WHAT YOU ARE ASKED TO DO —
From the entries, filter out every line that lacks "ffffff" and copy the rest.

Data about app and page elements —
* * * * * * * * *

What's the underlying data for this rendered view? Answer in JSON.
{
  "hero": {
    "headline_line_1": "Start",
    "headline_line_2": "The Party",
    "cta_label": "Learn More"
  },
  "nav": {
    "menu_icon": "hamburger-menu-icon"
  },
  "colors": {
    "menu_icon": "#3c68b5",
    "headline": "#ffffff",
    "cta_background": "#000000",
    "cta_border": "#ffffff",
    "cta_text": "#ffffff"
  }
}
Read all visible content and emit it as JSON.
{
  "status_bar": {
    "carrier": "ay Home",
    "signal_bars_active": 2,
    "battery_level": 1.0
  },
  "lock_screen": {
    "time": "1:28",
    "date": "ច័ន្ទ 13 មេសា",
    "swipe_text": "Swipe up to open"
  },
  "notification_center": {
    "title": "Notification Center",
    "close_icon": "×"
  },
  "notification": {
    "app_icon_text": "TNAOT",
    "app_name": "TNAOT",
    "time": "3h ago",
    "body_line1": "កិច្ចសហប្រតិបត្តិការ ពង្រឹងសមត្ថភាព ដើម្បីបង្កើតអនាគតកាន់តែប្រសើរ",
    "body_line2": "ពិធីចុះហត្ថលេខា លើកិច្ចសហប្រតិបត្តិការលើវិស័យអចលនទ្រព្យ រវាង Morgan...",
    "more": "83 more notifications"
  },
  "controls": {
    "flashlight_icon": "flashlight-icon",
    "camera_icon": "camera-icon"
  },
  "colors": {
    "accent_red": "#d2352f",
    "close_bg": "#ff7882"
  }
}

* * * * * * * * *

OUTPUT OF THE TASK —
    "headline": "#ffffff",
    "cta_border": "#ffffff",
    "cta_text": "#ffffff"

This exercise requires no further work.